The NASCAR Cup Series race at Watkins Glen was 2 hours, 10 minutes, and 57 seconds. It was shorter than the Xfinity Series race from the day before, which clocked in at 2 hours, 23 minutes. Of the four cautions that flew in the Go Bowling at The Glen, only one was natural caution for a stalled car.
It was the perfect Sunday afternoon.
The race length, 90 laps, was no different than what it’s been for years at Watkins Glen, but there were a few factors that helped make the day fly by. For starters, there were no significant incidents or pile-ups like those repeatedly shown in the highlight reel leading into the race.
NASCAR officials threw a competition caution on lap 10, plus two stage breaks on laps 20 and 40. James Davison caused the only other caution when his Rick Ware Racing machine came to a stop on track.
Think of it as quality over quantity. The racing was decent – perhaps not the most entertaining road course event – but there was different pit strategy and good battles for positions, such as when Martin Truex Jr. led and had to fend off Christopher Bell and Kyle Larson.
In the end, it came down to the storyline of the most popular driver and king of the road, Chase Elliott, trying to chase down his teammate, Larson, for the win. Long green flag runs dominated the day, leaving drivers like Kyle Busch sore afterward because it hardly left time for anyone to breathe or relax.
Aside from the terrible, no good, very bad day that Brad Keselowski had with not one, not two, but three different spins, including one that took out Team Penske teammate Joey Logano, it was a relatively smooth and clean race. The race wasn’t dragged out or marred by questionable officiating. It took less time than expected or normal for a Cup Series race, and that was OK.
Speaking of officiating, credit is due here, as it was the other reason the race moved along quickly. NASCAR officials have taken their lumps for having quick trigger fingers when it comes to throwing cautions, and have been accused of wanting to bunch the field up for chaotic restarts.
There have been questionable cautions for drivers almost spinning, brushing the wall, or for a cloud of smoke. But officials kept away from the button at Watkins Glen, letting the race play out and giving drivers a chance to get going again after getting off course.

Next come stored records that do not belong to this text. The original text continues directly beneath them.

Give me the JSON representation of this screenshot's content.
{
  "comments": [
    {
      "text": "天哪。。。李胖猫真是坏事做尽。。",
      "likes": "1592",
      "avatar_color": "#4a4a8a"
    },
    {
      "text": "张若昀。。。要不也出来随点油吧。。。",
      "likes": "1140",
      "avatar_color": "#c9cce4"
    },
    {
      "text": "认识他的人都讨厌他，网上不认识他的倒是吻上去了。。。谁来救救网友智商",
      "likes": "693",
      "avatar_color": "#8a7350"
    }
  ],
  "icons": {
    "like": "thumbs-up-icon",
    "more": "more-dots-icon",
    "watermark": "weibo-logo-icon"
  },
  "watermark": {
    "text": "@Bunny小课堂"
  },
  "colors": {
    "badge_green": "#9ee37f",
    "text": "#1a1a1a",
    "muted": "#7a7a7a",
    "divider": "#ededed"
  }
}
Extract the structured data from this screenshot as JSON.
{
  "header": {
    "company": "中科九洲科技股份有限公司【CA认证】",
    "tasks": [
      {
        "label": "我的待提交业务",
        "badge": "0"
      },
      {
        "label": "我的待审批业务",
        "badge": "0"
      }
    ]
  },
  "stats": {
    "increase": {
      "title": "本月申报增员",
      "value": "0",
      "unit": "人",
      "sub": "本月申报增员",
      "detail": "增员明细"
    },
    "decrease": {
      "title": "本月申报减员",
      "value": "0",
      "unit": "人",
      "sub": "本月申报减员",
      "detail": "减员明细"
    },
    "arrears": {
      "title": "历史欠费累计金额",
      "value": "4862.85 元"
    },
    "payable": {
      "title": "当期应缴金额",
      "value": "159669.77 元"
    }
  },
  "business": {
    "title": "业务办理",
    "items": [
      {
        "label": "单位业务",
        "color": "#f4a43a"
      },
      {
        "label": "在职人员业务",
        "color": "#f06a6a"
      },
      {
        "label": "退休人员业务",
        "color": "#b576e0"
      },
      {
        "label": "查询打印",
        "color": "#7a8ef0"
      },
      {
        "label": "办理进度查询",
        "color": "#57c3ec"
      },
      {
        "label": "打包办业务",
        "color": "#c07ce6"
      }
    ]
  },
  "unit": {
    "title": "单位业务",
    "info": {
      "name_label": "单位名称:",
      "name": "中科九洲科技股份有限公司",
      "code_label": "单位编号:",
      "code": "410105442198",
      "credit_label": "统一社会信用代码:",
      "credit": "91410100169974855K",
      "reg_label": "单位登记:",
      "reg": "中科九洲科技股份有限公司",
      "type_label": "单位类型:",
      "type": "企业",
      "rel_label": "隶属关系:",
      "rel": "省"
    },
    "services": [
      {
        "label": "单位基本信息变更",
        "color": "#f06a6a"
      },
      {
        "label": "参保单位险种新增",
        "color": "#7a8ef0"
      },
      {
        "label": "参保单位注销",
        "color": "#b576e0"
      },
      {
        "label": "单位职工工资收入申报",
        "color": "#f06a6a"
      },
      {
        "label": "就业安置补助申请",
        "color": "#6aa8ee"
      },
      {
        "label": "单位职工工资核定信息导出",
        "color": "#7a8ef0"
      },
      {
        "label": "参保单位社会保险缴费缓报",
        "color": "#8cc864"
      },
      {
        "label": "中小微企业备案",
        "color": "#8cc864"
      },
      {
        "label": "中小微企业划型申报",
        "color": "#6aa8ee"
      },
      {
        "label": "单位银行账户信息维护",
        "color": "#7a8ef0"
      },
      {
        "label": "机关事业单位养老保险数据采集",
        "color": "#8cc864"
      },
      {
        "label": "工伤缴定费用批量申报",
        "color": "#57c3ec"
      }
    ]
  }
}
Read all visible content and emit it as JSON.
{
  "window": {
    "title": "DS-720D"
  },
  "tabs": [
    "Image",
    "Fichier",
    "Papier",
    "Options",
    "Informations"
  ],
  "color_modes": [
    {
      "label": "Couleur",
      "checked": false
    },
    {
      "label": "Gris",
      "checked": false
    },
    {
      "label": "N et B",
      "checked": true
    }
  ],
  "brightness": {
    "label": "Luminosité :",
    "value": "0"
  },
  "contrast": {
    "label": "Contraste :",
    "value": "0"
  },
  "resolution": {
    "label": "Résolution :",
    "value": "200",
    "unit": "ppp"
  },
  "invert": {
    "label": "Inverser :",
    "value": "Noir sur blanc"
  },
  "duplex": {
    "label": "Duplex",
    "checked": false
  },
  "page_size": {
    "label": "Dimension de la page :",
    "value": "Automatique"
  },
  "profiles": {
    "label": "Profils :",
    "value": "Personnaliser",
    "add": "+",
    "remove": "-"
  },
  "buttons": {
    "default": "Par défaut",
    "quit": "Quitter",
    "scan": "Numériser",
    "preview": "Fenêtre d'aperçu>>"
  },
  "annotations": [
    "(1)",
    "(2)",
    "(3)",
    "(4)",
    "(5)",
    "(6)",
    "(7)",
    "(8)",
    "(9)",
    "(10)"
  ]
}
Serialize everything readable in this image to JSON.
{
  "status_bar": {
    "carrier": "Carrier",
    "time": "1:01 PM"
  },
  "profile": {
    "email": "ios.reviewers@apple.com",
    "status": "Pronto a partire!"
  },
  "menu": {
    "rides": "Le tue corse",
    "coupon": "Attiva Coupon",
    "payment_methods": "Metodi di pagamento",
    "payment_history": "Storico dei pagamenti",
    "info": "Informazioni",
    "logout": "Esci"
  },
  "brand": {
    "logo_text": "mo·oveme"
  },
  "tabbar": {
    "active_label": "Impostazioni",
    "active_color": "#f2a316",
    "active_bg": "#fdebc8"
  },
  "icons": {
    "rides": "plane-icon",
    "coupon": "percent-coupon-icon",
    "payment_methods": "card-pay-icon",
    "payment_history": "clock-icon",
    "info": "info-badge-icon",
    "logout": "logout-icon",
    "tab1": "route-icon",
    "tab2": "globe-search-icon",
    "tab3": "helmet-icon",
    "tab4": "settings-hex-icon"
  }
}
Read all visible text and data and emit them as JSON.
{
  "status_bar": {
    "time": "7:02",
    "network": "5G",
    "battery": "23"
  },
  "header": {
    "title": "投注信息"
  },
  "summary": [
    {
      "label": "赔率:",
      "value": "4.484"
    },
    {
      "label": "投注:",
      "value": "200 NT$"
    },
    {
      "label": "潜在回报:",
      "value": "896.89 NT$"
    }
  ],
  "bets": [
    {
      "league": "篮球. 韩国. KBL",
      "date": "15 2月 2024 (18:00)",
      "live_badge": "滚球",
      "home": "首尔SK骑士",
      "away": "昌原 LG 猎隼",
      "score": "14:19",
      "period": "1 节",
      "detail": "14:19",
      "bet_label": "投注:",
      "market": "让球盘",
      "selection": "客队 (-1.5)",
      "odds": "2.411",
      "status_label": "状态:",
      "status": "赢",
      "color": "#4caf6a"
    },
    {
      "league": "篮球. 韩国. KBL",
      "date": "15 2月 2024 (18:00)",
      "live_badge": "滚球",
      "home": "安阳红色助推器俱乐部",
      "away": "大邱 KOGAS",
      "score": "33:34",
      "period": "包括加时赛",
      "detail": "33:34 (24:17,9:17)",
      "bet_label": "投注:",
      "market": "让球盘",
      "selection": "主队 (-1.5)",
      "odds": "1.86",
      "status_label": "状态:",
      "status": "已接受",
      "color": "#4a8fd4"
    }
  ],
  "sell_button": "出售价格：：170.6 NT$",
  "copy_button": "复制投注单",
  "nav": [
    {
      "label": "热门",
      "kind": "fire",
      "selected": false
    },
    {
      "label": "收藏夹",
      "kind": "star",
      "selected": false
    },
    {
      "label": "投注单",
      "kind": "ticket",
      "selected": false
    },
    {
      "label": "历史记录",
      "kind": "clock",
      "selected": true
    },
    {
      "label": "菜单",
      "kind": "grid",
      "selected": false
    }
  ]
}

The four cautions that did occur were not exceedingly long. Think back to the inaugural event at Road America last month and the complaints about how the long cautions took around the already lengthy 4-mile course. Watkins Glen had four cautions for six laps.
NASCAR didn’t waste time having the field following the pace car lap after lap when the course didn’t need extensive cleaning. The caution flew, the pits opened, the field reset. It seemingly took no time to make all of that happen and get back to green flag action.
Of course, all of this was aided by the TV window. The Cup Series race went green at 3 p.m. ET on NBCSN, and the NTT IndyCar Series race from Nashville was scheduled to be on air at 5:30 p.m. ET. Basically, NASCAR was in hurry-up mode to get its event in and not waste time.
Elton Sawyer, NASCAR’s vice president of officiating and technical inspection, admitted as much Monday morning on SiriusXM NASCAR Radio. But he also agreed that lessons were learned from cautions at other road course races. There is nothing wrong with either of those things, and there will be no complaints about not wasting time on caution laps.
There shouldn’t be any complaints about the race moving right along either.
There are times a movie needs an hour and a half to tell the story, while others might need two and a half hours or longer. If it’s a good movie, the length doesn’t matter. Sometimes you go to a NASCAR race, and it takes 2 hours and 10 minutes, and sometimes it takes three or four. Again, quality over quantity, and Watkins Glen was a good race with good timing.